Life is Strange Episode 1 Chrysalis Review

Life is Strange Episode 1 Chrysalis : Ahead of it's time?

Life is Strange is a new entrant in the ever growing decision making genre in gaming. Over the last couple of years we have had Telltale top of the market with it's versions of The Walking Dead, The Wolf Among Us and more recently Game of Thrones. But is the genre big enough for another studio? Apparently so.

From Square Enix, the publisher that brought such games as Kingdom Hearts, Final Fantasy and Dragon Quest and developer Dontnod Entertainment comes Life is Strange. After waking in the midst of a massive storm 18 year old Maxine "Max" Caulfield makes her way to the nearby lighthouse before what seems to be waking up at her desk in school. The class is recieving a lecture from their Photography tutor and after some awkward situations you make your way to the bathroom. It is from this point on you realise that this is just like other choice based games, but something brilliantly new. During a chance encounter that goes terribly wrong your character inadvertantly rewinds time and ends up back in class, and with a few questions for you to answer again you are now able to rewind time to before you answered to see if you would like to change your answer.

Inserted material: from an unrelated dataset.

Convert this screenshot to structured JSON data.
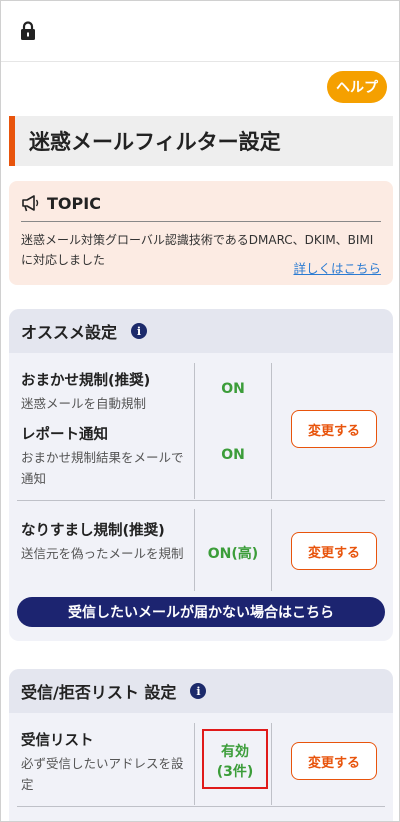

As with previous choice based games any choice you make and in the case of Life is Strange the choices you keep effect your story, maybe not straight away but with four more parts coming it will definitely define options available to you afterwards. I love this genre but of late have been getting tired of it because it seemed like a one horse race that apart from changing the subject matter didn't seem to be changing the way to play. And that's why I think this is probably one of the greatest releases we'll probably see this year, not because it is an outstanding game but because it has changed the rules and now other likewise studios are going to have to think about how to keep it fresh.

Life is Strange isn't just fresh but it is pretty, from a visual persepective it is really quite nice. It is muted almost watercolour tones that are soft and embraceful and with a background soundtrack that would be quite at home in an American coming of age film it is a gentle ride. But like most games it does have it's issues. The biggest one for me was mouth syncing, now I know that it is probably ridiculously hard to sync mouth to voice correctly because no matter how hard the coders work just sometimes it never matches up. But on a couple of occasions I actually felt myself feeling a bit off put not of the game but just watching them talk, that said there really isn't any other major faults. At £3.99 or $4.99 respectively it really is worth the price if you like this type of game, and with the second part due for release in March this could be a great game to see you through the year.

***/*   3/4 Stars

Available for Xbox 360/PS3/Xbox One/PS4 and Microsoft Windows